• [Dataset]
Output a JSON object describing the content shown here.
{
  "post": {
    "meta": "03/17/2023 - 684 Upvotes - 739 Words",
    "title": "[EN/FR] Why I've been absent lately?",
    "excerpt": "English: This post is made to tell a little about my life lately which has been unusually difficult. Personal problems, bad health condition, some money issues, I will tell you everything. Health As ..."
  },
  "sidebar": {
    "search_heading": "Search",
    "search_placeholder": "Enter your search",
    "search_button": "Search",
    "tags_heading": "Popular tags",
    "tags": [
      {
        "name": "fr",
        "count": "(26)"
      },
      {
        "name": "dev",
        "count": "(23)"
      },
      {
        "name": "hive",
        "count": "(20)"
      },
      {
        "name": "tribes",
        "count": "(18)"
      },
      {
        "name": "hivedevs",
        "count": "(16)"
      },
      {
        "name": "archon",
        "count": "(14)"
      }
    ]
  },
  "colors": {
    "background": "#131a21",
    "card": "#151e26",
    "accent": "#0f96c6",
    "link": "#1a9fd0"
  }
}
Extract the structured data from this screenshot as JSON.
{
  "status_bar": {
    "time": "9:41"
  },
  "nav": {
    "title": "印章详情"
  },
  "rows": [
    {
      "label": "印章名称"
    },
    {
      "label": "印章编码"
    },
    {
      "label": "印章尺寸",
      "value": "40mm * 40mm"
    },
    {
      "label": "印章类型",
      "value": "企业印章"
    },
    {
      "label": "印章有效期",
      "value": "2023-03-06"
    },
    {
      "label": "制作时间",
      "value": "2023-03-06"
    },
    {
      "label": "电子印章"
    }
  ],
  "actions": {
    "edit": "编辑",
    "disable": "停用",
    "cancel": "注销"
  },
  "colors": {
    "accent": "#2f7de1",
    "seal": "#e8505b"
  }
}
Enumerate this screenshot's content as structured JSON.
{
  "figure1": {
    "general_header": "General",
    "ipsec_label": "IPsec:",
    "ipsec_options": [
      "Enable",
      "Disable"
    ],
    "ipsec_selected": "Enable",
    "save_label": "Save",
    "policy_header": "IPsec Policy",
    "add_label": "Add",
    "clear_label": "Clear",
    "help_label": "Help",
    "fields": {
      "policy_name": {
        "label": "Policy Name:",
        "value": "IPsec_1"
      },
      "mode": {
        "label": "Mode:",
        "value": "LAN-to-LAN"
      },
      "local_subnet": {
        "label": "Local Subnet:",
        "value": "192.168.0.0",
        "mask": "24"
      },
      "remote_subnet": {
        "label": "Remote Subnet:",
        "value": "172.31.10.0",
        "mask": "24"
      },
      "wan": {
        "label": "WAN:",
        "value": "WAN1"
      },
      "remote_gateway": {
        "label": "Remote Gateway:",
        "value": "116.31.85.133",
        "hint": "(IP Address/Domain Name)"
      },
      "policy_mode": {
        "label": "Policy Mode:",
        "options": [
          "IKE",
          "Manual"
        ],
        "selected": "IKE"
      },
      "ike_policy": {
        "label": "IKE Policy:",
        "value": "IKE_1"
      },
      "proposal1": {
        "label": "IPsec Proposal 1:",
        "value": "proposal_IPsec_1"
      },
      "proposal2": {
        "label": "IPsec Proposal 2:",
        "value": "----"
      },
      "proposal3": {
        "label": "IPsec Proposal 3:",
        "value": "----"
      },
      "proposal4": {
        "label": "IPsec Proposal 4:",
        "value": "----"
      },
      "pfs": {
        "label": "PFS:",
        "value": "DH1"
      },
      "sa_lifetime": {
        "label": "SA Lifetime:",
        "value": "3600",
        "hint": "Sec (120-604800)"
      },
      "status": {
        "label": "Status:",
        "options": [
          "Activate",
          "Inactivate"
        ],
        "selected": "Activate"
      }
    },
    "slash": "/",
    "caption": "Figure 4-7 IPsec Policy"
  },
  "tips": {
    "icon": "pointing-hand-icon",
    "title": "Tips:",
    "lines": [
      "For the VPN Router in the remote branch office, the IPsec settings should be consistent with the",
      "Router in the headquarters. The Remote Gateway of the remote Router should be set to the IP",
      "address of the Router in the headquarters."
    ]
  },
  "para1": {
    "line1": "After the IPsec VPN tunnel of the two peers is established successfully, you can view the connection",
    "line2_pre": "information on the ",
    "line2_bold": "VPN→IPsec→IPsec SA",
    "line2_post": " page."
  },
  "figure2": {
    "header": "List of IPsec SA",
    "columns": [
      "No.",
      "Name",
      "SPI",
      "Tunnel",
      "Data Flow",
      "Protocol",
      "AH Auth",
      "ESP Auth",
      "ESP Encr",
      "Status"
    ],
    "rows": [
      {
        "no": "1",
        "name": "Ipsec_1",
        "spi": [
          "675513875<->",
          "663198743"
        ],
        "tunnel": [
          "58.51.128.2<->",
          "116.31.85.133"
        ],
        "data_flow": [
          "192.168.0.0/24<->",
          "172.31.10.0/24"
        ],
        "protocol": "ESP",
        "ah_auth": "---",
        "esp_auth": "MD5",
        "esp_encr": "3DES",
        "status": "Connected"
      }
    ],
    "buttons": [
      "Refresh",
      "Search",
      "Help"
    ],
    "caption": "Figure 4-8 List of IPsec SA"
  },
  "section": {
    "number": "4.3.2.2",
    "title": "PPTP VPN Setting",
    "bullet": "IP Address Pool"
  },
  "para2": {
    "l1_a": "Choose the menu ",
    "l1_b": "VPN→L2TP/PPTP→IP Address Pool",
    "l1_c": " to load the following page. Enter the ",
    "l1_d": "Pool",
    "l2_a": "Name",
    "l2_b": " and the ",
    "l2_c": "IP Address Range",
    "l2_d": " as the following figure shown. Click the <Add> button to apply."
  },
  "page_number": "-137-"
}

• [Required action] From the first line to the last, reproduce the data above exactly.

• [Solution to the problem]
Output a JSON object describing the content shown here.
{
  "post": {
    "meta": "03/17/2023 - 684 Upvotes - 739 Words",
    "title": "[EN/FR] Why I've been absent lately?",
    "excerpt": "English: This post is made to tell a little about my life lately which has been unusually difficult. Personal problems, bad health condition, some money issues, I will tell you everything. Health As ..."
  },
  "sidebar": {
    "search_heading": "Search",
    "search_placeholder": "Enter your search",
    "search_button": "Search",
    "tags_heading": "Popular tags",
    "tags": [
      {
        "name": "fr",
        "count": "(26)"
      },
      {
        "name": "dev",
        "count": "(23)"
      },
      {
        "name": "hive",
        "count": "(20)"
      },
      {
        "name": "tribes",
        "count": "(18)"
      },
      {
        "name": "hivedevs",
        "count": "(16)"
      },
      {
        "name": "archon",
        "count": "(14)"
      }
    ]
  },
  "colors": {
    "background": "#131a21",
    "card": "#151e26",
    "accent": "#0f96c6",
    "link": "#1a9fd0"
  }
}
Extract the structured data from this screenshot as JSON.
{
  "status_bar": {
    "time": "9:41"
  },
  "nav": {
    "title": "印章详情"
  },
  "rows": [
    {
      "label": "印章名称"
    },
    {
      "label": "印章编码"
    },
    {
      "label": "印章尺寸",
      "value": "40mm * 40mm"
    },
    {
      "label": "印章类型",
      "value": "企业印章"
    },
    {
      "label": "印章有效期",
      "value": "2023-03-06"
    },
    {
      "label": "制作时间",
      "value": "2023-03-06"
    },
    {
      "label": "电子印章"
    }
  ],
  "actions": {
    "edit": "编辑",
    "disable": "停用",
    "cancel": "注销"
  },
  "colors": {
    "accent": "#2f7de1",
    "seal": "#e8505b"
  }
}
Enumerate this screenshot's content as structured JSON.
{
  "figure1": {
    "general_header": "General",
    "ipsec_label": "IPsec:",
    "ipsec_options": [
      "Enable",
      "Disable"
    ],
    "ipsec_selected": "Enable",
    "save_label": "Save",
    "policy_header": "IPsec Policy",
    "add_label": "Add",
    "clear_label": "Clear",
    "help_label": "Help",
    "fields": {
      "policy_name": {
        "label": "Policy Name:",
        "value": "IPsec_1"
      },
      "mode": {
        "label": "Mode:",
        "value": "LAN-to-LAN"
      },
      "local_subnet": {
        "label": "Local Subnet:",
        "value": "192.168.0.0",
        "mask": "24"
      },
      "remote_subnet": {
        "label": "Remote Subnet:",
        "value": "172.31.10.0",
        "mask": "24"
      },
      "wan": {
        "label": "WAN:",
        "value": "WAN1"
      },
      "remote_gateway": {
        "label": "Remote Gateway:",
        "value": "116.31.85.133",
        "hint": "(IP Address/Domain Name)"
      },
      "policy_mode": {
        "label": "Policy Mode:",
        "options": [
          "IKE",
          "Manual"
        ],
        "selected": "IKE"
      },
      "ike_policy": {
        "label": "IKE Policy:",
        "value": "IKE_1"
      },
      "proposal1": {
        "label": "IPsec Proposal 1:",
        "value": "proposal_IPsec_1"
      },
      "proposal2": {
        "label": "IPsec Proposal 2:",
        "value": "----"
      },
      "proposal3": {
        "label": "IPsec Proposal 3:",
        "value": "----"
      },
      "proposal4": {
        "label": "IPsec Proposal 4:",
        "value": "----"
      },
      "pfs": {
        "label": "PFS:",
        "value": "DH1"
      },
      "sa_lifetime": {
        "label": "SA Lifetime:",
        "value": "3600",
        "hint": "Sec (120-604800)"
      },
      "status": {
        "label": "Status:",
        "options": [
          "Activate",
          "Inactivate"
        ],
        "selected": "Activate"
      }
    },
    "slash": "/",
    "caption": "Figure 4-7 IPsec Policy"
  },
  "tips": {
    "icon": "pointing-hand-icon",
    "title": "Tips:",
    "lines": [
      "For the VPN Router in the remote branch office, the IPsec settings should be consistent with the",
      "Router in the headquarters. The Remote Gateway of the remote Router should be set to the IP",
      "address of the Router in the headquarters."
    ]
  },
  "para1": {
    "line1": "After the IPsec VPN tunnel of the two peers is established successfully, you can view the connection",
    "line2_pre": "information on the ",
    "line2_bold": "VPN→IPsec→IPsec SA",
    "line2_post": " page."
  },
  "figure2": {
    "header": "List of IPsec SA",
    "columns": [
      "No.",
      "Name",
      "SPI",
      "Tunnel",
      "Data Flow",
      "Protocol",
      "AH Auth",
      "ESP Auth",
      "ESP Encr",
      "Status"
    ],
    "rows": [
      {
        "no": "1",
        "name": "Ipsec_1",
        "spi": [
          "675513875<->",
          "663198743"
        ],
        "tunnel": [
          "58.51.128.2<->",
          "116.31.85.133"
        ],
        "data_flow": [
          "192.168.0.0/24<->",
          "172.31.10.0/24"
        ],
        "protocol": "ESP",
        "ah_auth": "---",
        "esp_auth": "MD5",
        "esp_encr": "3DES",
        "status": "Connected"
      }
    ],
    "buttons": [
      "Refresh",
      "Search",
      "Help"
    ],
    "caption": "Figure 4-8 List of IPsec SA"
  },
  "section": {
    "number": "4.3.2.2",
    "title": "PPTP VPN Setting",
    "bullet": "IP Address Pool"
  },
  "para2": {
    "l1_a": "Choose the menu ",
    "l1_b": "VPN→L2TP/PPTP→IP Address Pool",
    "l1_c": " to load the following page. Enter the ",
    "l1_d": "Pool",
    "l2_a": "Name",
    "l2_b": " and the ",
    "l2_c": "IP Address Range",
    "l2_d": " as the following figure shown. Click the <Add> button to apply."
  },
  "page_number": "-137-"
}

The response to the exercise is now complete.